**Problem details:** Where a line of the data holds the word "value", copy that line.

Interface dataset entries
—————
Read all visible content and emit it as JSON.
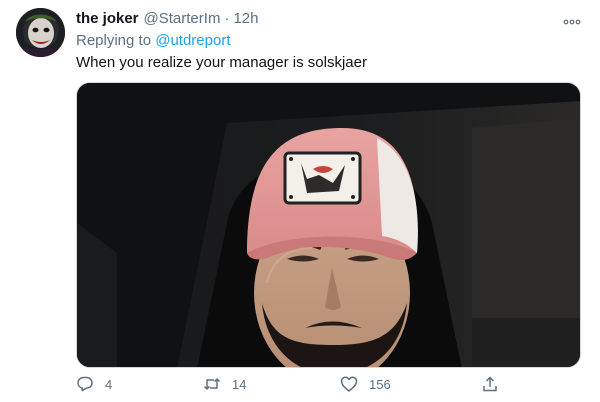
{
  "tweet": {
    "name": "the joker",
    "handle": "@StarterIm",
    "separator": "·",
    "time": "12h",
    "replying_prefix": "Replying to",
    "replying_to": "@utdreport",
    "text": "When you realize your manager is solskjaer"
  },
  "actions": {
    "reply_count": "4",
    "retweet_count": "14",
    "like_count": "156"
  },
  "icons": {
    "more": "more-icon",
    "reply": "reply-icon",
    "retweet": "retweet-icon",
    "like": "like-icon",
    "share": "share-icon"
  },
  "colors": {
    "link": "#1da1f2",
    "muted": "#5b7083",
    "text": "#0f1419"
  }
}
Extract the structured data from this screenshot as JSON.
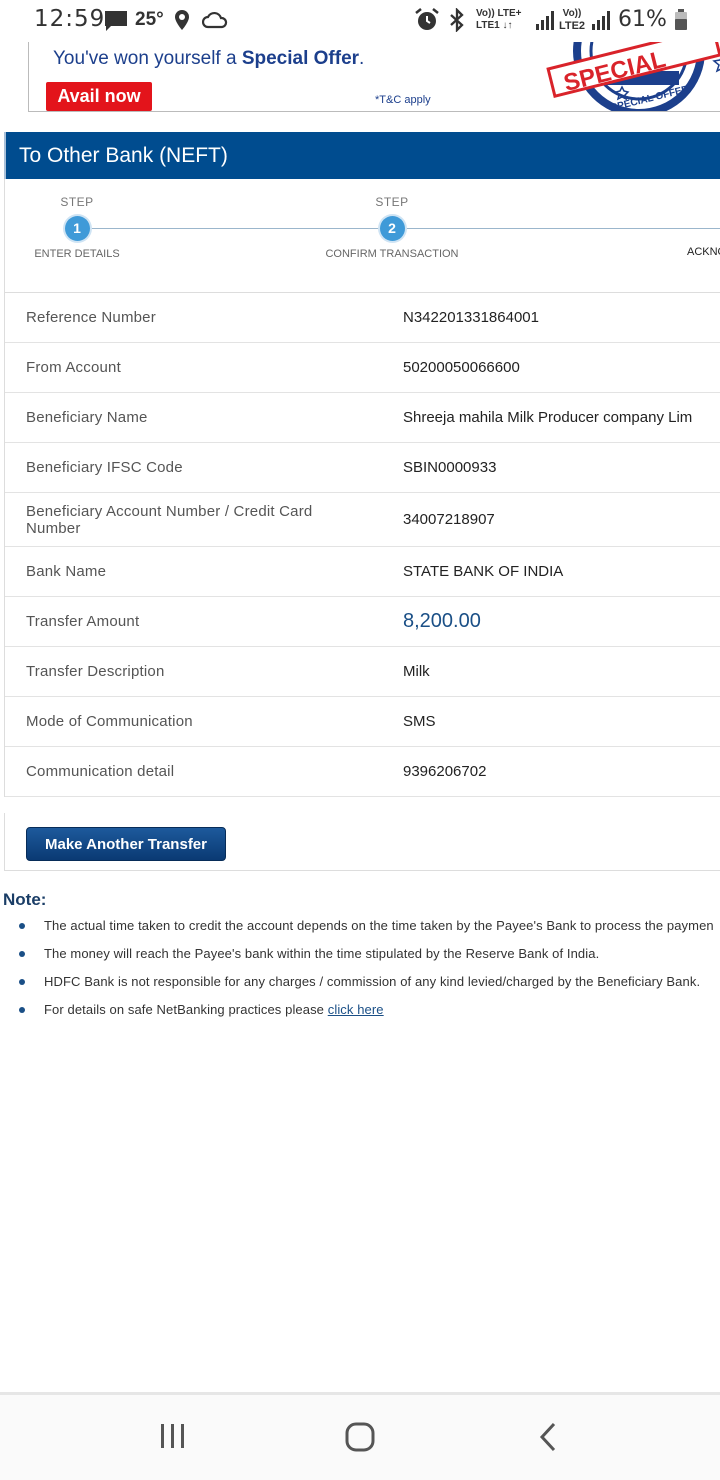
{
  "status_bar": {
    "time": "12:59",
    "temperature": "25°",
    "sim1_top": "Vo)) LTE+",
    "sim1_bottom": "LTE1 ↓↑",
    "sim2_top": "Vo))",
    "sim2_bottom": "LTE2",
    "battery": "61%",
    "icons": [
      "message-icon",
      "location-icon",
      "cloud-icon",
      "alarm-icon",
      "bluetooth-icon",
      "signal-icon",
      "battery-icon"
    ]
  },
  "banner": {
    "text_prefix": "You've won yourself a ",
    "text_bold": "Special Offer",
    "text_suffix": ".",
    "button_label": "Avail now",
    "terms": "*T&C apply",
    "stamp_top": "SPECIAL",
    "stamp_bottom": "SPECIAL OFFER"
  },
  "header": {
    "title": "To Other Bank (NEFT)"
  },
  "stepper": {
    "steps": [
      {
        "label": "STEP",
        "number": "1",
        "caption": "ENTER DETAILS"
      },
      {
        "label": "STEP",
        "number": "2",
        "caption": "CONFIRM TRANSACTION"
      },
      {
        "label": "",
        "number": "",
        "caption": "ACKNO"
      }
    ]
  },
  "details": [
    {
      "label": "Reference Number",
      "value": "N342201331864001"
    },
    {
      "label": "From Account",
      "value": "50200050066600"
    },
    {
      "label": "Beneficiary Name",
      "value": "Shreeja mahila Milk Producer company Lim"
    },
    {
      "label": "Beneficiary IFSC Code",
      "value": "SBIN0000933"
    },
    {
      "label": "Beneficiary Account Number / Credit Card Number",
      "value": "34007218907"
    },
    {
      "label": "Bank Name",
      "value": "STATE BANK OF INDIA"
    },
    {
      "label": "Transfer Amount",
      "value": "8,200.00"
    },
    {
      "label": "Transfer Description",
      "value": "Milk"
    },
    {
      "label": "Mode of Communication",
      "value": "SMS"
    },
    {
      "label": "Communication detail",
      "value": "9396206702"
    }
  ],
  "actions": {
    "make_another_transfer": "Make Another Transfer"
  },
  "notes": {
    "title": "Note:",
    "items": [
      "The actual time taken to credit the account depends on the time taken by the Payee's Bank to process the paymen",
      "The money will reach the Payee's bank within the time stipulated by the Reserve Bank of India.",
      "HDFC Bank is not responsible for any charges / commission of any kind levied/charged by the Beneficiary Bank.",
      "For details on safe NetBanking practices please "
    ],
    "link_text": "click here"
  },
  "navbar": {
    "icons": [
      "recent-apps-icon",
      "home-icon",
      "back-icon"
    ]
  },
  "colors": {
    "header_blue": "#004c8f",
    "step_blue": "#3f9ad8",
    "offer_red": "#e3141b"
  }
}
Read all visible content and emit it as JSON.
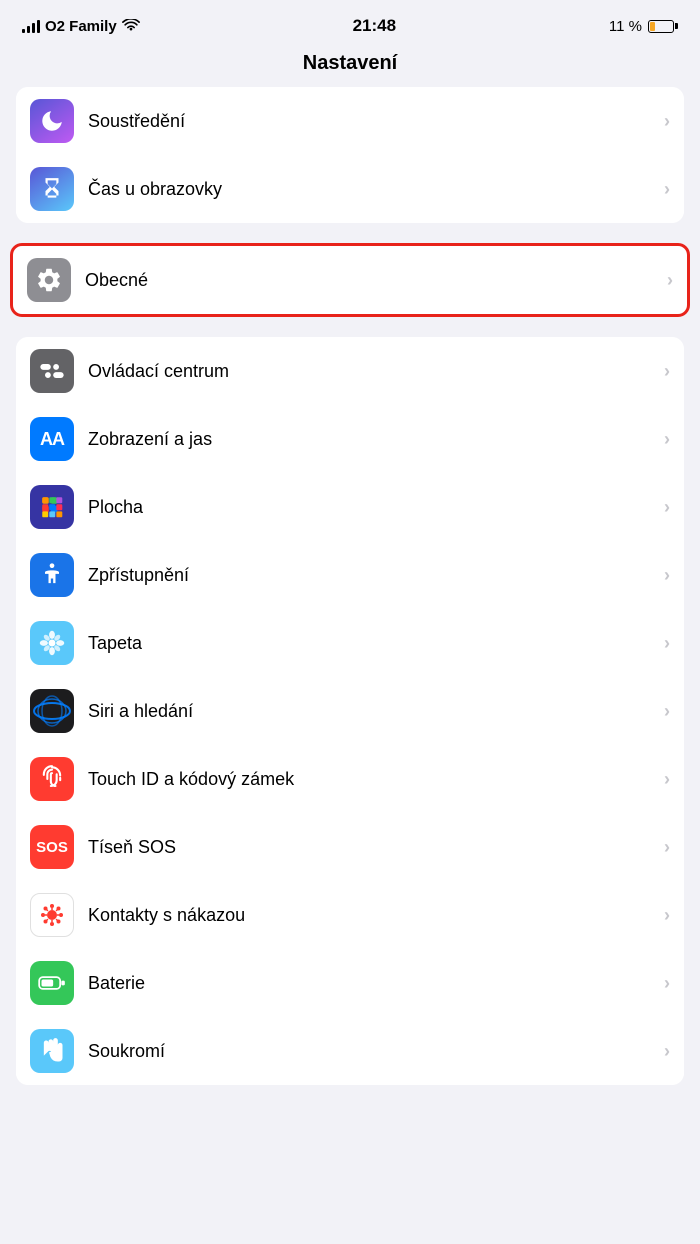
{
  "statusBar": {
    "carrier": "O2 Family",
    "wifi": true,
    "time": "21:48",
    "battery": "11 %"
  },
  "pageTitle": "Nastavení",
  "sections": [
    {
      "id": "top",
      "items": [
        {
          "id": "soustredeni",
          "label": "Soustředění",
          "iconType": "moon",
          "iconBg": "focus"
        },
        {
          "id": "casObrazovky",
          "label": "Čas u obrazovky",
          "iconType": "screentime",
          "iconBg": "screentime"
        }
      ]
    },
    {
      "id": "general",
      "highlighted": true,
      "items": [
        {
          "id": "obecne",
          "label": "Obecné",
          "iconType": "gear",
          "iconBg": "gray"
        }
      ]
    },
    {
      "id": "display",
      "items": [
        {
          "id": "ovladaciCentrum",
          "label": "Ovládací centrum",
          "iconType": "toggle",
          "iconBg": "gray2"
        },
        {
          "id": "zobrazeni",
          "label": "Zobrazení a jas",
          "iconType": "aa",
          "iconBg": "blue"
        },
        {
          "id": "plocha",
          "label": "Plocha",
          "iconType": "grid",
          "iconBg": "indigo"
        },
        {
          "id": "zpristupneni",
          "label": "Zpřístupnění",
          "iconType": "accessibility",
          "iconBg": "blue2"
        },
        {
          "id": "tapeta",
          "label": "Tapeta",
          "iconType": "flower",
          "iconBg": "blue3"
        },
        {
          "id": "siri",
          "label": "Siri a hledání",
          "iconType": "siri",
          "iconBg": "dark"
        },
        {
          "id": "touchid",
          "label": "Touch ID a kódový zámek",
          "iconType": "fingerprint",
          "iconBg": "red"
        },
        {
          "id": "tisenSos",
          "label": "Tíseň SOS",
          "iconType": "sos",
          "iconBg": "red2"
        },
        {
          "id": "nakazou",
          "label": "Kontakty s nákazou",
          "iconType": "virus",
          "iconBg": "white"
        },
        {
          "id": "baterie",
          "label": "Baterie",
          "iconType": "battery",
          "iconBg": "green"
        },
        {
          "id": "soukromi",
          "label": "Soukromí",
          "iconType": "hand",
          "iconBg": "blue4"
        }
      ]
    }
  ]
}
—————
**Answer to this task:**
      "value": "N342201331864001"
      "value": "50200050066600"
      "value": "Shreeja mahila Milk Producer company Lim"
      "value": "SBIN0000933"
      "value": "34007218907"
      "value": "STATE BANK OF INDIA"
      "value": "8,200.00"
      "value": "Milk"
      "value": "SMS"
      "value": "9396206702"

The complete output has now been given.